Perching on a stool or walking the stage, fixing her eyes on someone here, someone there, McBroom is accessible, attentive. She shares. One of our best writers is also one of our best communicators- – and by the way, in fine voice. At the piano, Brourman, a singer songwriter herself, seems to breathe in concert with her collaborator. Music is rich, supportive, distinctive. Bassist Ritt Henn, a good choice here, has not only skill, but the intelligence and sensitivity to understand these songs.
Michele Brourman and Amanda McBroom

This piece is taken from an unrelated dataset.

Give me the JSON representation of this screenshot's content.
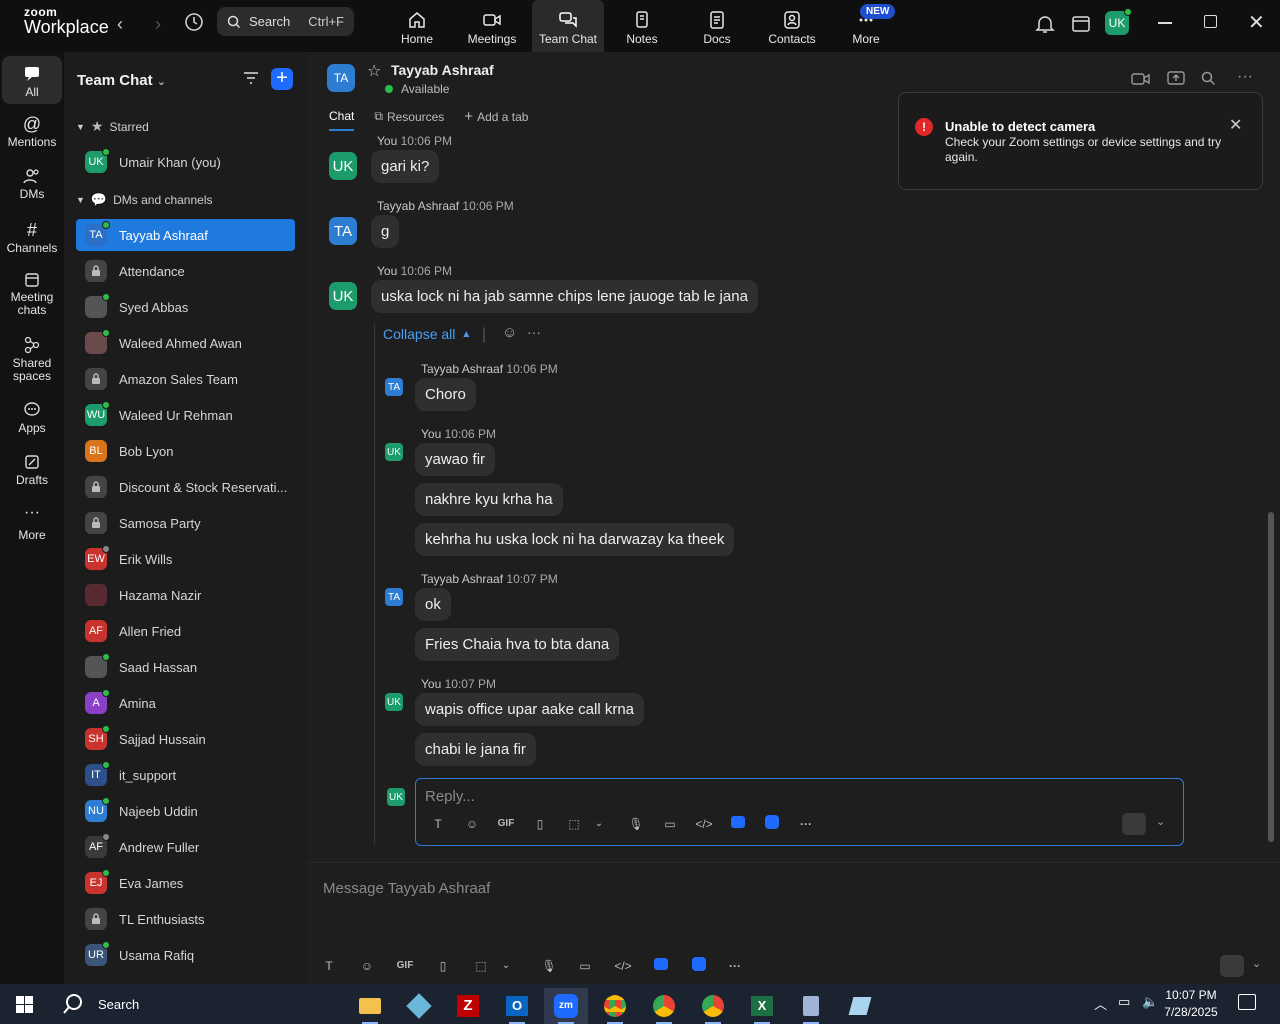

“The Way You Look Tonight” (Jerome Kern/the great Dorothy Fields) arrives long-lined lyrics and melody with a dash of foxtrot playfulness. When the song seamlessly morphs into McBroom’s own “Dance,” we cross a threshold. “In the kitchen and the hall/For no reason at all/ We would catch each other’s eyes/And we would dance…” emerges tremulously. Over the years, the couple forgets, or he does. The song tears at heart tissue.
Out on the street the day before, McBroom tells us, homeless people made her wonder, “Who were you? Who was your mama?” With no time to recover, sentiments laid bare, she shepherds us into “Wheels,” a song of life from excited childhood to old age. With a helix of piano and gradating octaves, we pass from letting go of handlebars downhill on a first shiny bike to doggedly pushing a cart, “Sleeping in alleys/ Standing in Line/An aberration in life’s design…” The song is a scene in one bringing out every fiber of actress in this extraordinary writer/performer.
“For Nothing,” written on the anniversary of Hiroshima, performed again on 9/11, is, alas, once more apt. A prayer in the jungle, a bombed school, a flattened hut, a sacked church, temple, mosque, a prison cell… from the barricades…It’s fitting that “The Rose” should follow painful, hopeful.
Amanda McBroom tells us she spent COVID in garden boots and no bra wondering whether she should give up the business. Michele Brourman, bless her, said, “Shut up and sing.”
We need your humor, compassion, and honesty. You represent us.
Opening Photo- Maryann Lopinto
Amanda McBroom – Such Good Friends
Michael Brourman – MD/Piano/Vocal
Ritt Henn- Bass
315 West 44th Street